Aylesbury Vale District Council agreed on Wednesday to increase council tax by 1.99 per cent – 5p per week for a Band D property.
The increase is part of the council’s budget for the next financial year (2014/15), which aims to tackle the significant reductions in the council’s grant funding from central government while protecting services residents value.
The extra money generated (£166,000) will be ‘ring-fenced’ to support businesses in the district to encourage growth and job creation.
Although AVDC collects council tax on behalf of organisations such as Bucks County Council, Thames Valley Police and the Bucks Fire Service, it keeps less than £9 of every £100 collected. The rest goes to the other organisations.
Since 2010 AVDC has been forced to find savings of £5.7 million in its budget as a result of a 48 per cent reduction in government funding. With a further £1.2 million cut in funding expected by 2015/16, the council has had to review every service to see where money can be saved and new income generated.
A spokesman said there would be a £7.5 million funding gap by 2018 if changes are not made.
ACDC leader Neil Blake said: “In putting together this budget we have had to make tough choices.
“Stringent cuts in government funding meant that the council has had to budget to save a total of £2.4 million in 2014/15.
“We have sought to protect services by focusing on priority activities and services whilst generating new income and increasing efficiency.

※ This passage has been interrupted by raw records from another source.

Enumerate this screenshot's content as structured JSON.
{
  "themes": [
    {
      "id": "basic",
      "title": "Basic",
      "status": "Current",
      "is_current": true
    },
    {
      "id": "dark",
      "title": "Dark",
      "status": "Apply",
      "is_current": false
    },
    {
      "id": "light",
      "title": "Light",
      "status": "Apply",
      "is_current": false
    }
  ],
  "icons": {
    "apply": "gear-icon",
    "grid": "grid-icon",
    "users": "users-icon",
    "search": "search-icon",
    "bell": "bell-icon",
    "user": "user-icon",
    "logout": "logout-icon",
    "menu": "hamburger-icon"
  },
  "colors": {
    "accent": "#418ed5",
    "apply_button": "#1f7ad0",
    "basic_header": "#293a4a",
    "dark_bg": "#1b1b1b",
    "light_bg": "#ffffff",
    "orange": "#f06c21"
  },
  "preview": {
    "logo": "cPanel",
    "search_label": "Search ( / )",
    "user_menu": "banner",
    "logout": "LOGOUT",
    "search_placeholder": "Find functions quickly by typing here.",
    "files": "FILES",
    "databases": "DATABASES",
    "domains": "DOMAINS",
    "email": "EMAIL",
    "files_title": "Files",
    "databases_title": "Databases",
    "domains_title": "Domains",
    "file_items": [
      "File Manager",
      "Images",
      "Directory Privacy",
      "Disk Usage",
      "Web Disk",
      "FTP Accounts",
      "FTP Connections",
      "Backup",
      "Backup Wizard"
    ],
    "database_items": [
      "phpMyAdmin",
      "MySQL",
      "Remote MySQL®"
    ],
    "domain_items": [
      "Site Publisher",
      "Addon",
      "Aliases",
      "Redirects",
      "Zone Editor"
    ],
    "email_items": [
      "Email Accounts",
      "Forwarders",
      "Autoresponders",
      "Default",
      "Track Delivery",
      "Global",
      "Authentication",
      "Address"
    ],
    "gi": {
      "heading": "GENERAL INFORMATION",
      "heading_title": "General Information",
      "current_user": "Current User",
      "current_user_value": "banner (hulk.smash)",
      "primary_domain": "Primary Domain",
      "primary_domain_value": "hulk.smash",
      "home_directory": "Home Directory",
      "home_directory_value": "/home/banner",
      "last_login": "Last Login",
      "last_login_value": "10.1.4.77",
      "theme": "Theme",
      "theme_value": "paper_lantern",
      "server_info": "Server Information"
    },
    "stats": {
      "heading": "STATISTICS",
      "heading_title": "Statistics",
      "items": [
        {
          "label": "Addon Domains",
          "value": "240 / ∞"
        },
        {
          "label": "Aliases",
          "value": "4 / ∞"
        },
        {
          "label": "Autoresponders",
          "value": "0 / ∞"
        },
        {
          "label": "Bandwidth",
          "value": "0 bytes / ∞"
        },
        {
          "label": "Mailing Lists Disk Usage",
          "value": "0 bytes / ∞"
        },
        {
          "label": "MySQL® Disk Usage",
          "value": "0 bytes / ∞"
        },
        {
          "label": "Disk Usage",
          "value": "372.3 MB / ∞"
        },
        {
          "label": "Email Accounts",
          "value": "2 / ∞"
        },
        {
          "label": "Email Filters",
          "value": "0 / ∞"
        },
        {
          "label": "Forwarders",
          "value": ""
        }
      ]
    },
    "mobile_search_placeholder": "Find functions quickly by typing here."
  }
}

“Increasing council tax was a difficult decision to make as we are all acutely aware of how tough it is for residents to pay their bills in the current climate.
“But equally we must do everything we can to support the local economy and create more jobs.
“The increase is very small at just 1.99 per cent which is an extra 5p a week for the average council tax payer in the Vale.
“We believe it is the right thing to do as the extra income generated will help to drive our economy forward.”
Mr Blake added: “By working extremely hard to look at every area of the council’s budgets, making savings and looking at how things can be done differently, we have managed to protect as many of the services as possible that are important to local people.
“We are also very aware the government’s on-going significant cuts in the funding of the council means that difficult decisions will have to be taken in the coming years.”
AVDC says the budget savings identified will plug a £2.4 million funding gap with a minimum impact on services.
This will be achieved through re-structuring services, increased income, use of the New Homes Bonus and further service efficiencies across the council.